These university leaders work at the pleasure of the regents and, in a very real sense, the people of Kansas. The regents should tell these individuals when it's time to go, not allow the school leaders to determine how long they want to serve.
Far too often, an individual may complain or voice concern about something at one or more of the state universities or how a chancellor or president is performing, but they do nothing about those concerns. They should pass these thoughts along to the regents, maybe a particular regent they know or is from their part of the state, or address it to the regents chairman.
This is the best way to get action and to help the regents gain a better idea of what is taking place in Lawrence, Manhattan, Wichita, Emporia, Fort Hays, Pittsburg, Kansas City and Topeka.
If the situation on Mount Oread is similar to what exists on other regents campuses, there are many talented and committed faculty members who feel stymied. These are individuals with great skills who can do so much for their respective schools, the students and the state, but, for some reason, there isn't the encouragement, excitement, challenge or vision from the leaders at these schools to allow those individuals to blossom and show their full talents and abilities. There are many potential "bloomers," but far too many at KU and elsewhere are not receiving any nurturing in the form of encouragement, a good word or other signs of appreciation and recognition.
A longtime KU faculty member told this writer a university community such as KU really is a fiefdom. It's difficult for someone on the outside to know what is really going on. It's even difficult for those living in Lawrence who do not work at the university to know what is happening inside this tax-aided institution.
How are the regents supposed to know what is going on? How many times do regents ask faculty members, those in operations such as the KU Endowment Association or the KU Alumni Association or those involved in other schools how they think the universities and their leaders are performing?

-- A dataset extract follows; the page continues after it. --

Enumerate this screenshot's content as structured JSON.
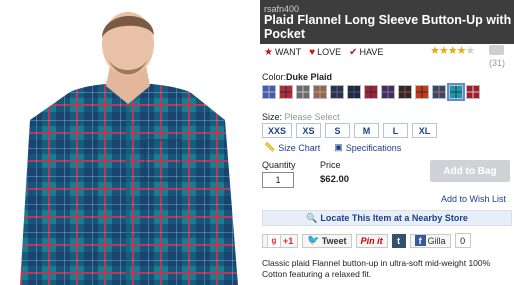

Those serving as regents hold the key to determining the level of excellence, vision, vigor and leadership emanating from the chancellor's or presidents' offices. Does the current board have the courage to demand what is in the best interest of the state?

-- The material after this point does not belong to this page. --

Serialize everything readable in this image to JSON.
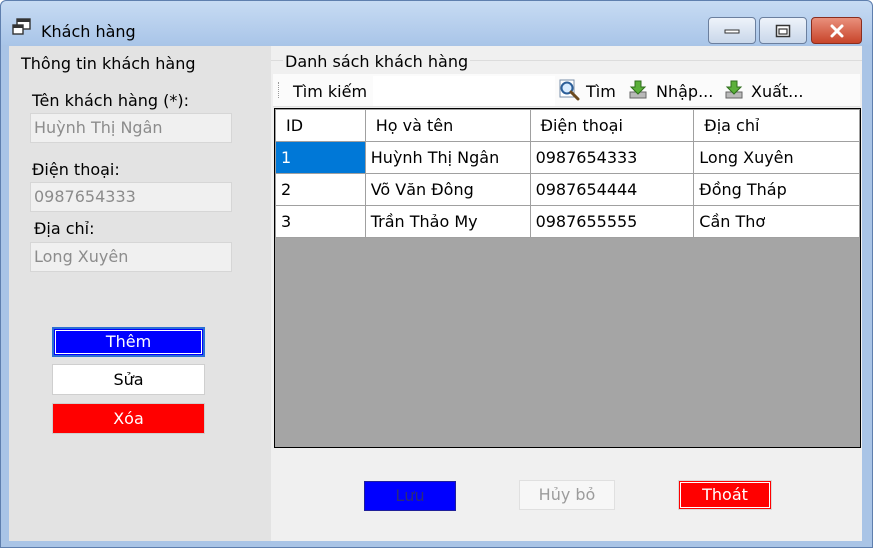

It's far past time for those serving as Kansas regents to take their responsibilities more seriously. It's natural to want to avoid controversies or taking a stand on ticklish issues until these situations reach a critical point. Look what happened to the disgraceful deferred maintenance situation before it became so serious the regents and Legislature were forced to act. Consider the mess at the KU Hospital and KU Medical Center and St. Luke's where KU leaders such as Hemenway and Atkinson have engaged and favored a plan that would weaken the medical school and the hospital.
Now, state legislators are involved in this sad and unnecessary medical civil war because there was not the leadership to put a stop to the situation. KU is likely to pay a heavy price in the upcoming legislative session because of the careless, highly questionable manner in which this matter has been handled.

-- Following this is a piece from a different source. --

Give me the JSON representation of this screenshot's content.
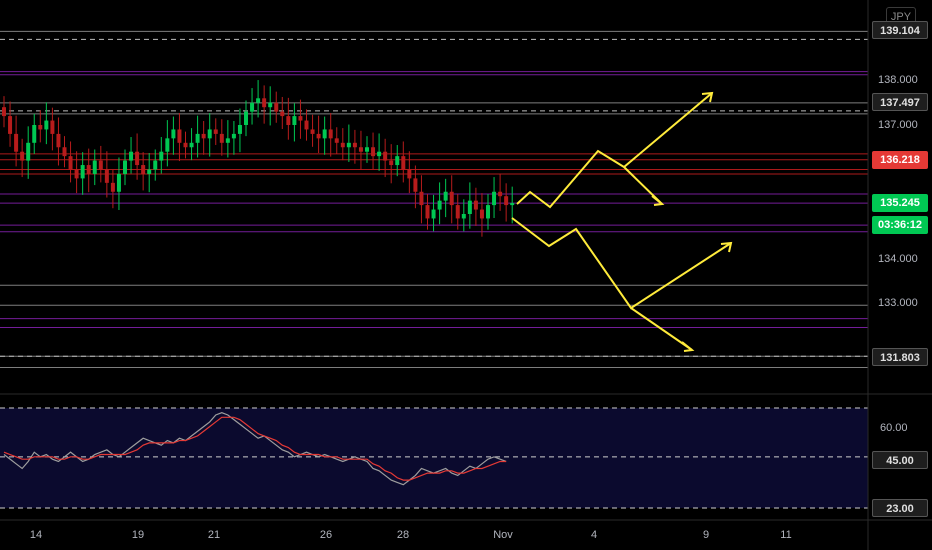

Legislators do not like the way the plan was hatched in secrecy, they do not like the lack of leadership and they don't like the idea of a plan or giveaway that would weaken the KU medical school and hospital and likely end up cutting back the number of medical graduates to serve the state.
Again, it's past time for the regents to do a better job in overseeing the schools and demanding excellent performance and results from those leading the institutions. Will the governor's most recent appointments bring any fresh air and energy to the Board of Regents, or will the board continue to be passive and uninformed in how it carries out its responsibilities?